Assembly Speaker Carl Heastie called for a tax hike on the rich Thursday, saying New York should go beyond its current “millionaires tax.”
Heastie (D-Bronx) said New York shouldn’t just impose a higher income-tax rate for those earning $1 million or more annually but add tax brackets for even higher incomes. His proposal stands in contrast with Democrat Gov. Andrew M. Cuomo and the Republican-led Senate, assuring that the millionaires tax will be a key battle in this year’s state budget.
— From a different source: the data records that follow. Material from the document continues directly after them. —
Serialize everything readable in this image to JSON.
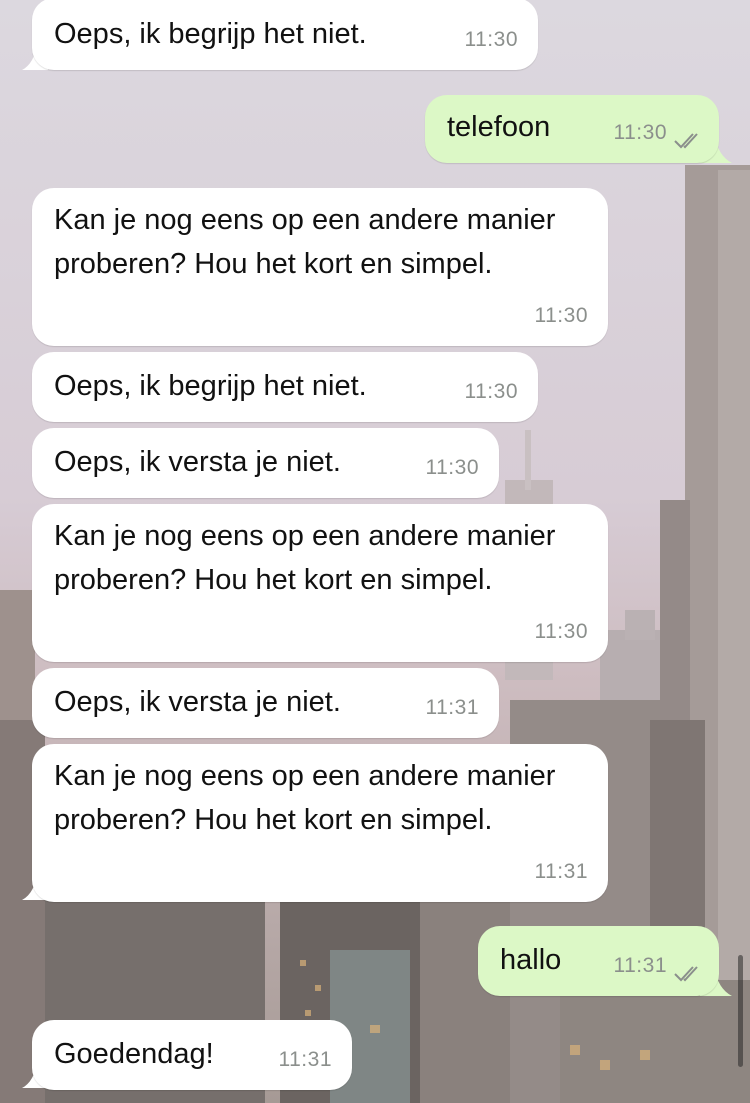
{
  "messages": [
    {
      "direction": "in",
      "text": "Oeps, ik begrijp het niet.",
      "time": "11:30"
    },
    {
      "direction": "out",
      "text": "telefoon",
      "time": "11:30",
      "status": "double-check-read"
    },
    {
      "direction": "in",
      "text": "Kan je nog eens op een andere manier proberen? Hou het kort en simpel.",
      "time": "11:30"
    },
    {
      "direction": "in",
      "text": "Oeps, ik begrijp het niet.",
      "time": "11:30"
    },
    {
      "direction": "in",
      "text": "Oeps, ik versta je niet.",
      "time": "11:30"
    },
    {
      "direction": "in",
      "text": "Kan je nog eens op een andere manier proberen? Hou het kort en simpel.",
      "time": "11:30"
    },
    {
      "direction": "in",
      "text": "Oeps, ik versta je niet.",
      "time": "11:31"
    },
    {
      "direction": "in",
      "text": "Kan je nog eens op een andere manier proberen? Hou het kort en simpel.",
      "time": "11:31"
    },
    {
      "direction": "out",
      "text": "hallo",
      "time": "11:31",
      "status": "double-check-read"
    },
    {
      "direction": "in",
      "text": "Goedendag!",
      "time": "11:31"
    }
  ],
  "colors": {
    "incoming_bubble": "#ffffff",
    "outgoing_bubble": "#dcf8c6",
    "timestamp": "#8b8f8c",
    "wallpaper": "city-skyline-dusk"
  }
}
Heastie’s plan would create a tax bracket for those earning between $1 million and $5 million per year, an 8.82 percent tax rate, equivalent to the current millionaires tax; one for incomes between $5 million and $10 million, 9.32 percent; one for $10 million to $100 million, 9.82 percent; and one for $100 million or more, 10.32 percent.
The Democrat said the higher rates would impact 66,000 big-earning taxpayers and generate an additional $5.6 billion in revenue. Heastie called it a “progressive tax proposal” that would “address income inequality and funding for critical services.”
“By ensuring that tax rates are tailored to expect more from those who can most afford it, we can make sure our communities have better schools, New Yorkers have better access to health care and that tax burdens do not crush those who are struggling to make ends meet,” Heastie said in a statement.
Cuomo has called for a straight up renewal of the millionaires tax, keeping the top rate of 8.82 percent for those earning $1 million or more annually. Cuomo said returning the rate to 6.85 percent would mean a loss of about $2 billion in tax revenue to the state.
Senate Majority Leader John Flanagan has said he opposes renewal of the higher rate, saying taxes already are too high.
Cuomo has proposed a $162 billion state budget that would boost aid to elementary and secondary schools by 4 percent, about $1 billion; allot $2 billion for water infrastructure; provide $260 million to help nonprofit social services agencies adapt to the state’s rising minimum wage; and spend $163 million to create a pathway to free tuition at public universities for students from families earning $125,000 annually or less.
The millionaires tax, first imposed in 2009 during the Great Recession, is a key cog in the plan. Cuomo opposed the tax in 2011, his first year in office, but changed his mind and has since gotten the legislature to renew it twice. It is set to expire Dec. 31.
A budget is due by April 1, the start of New York’s fiscal year.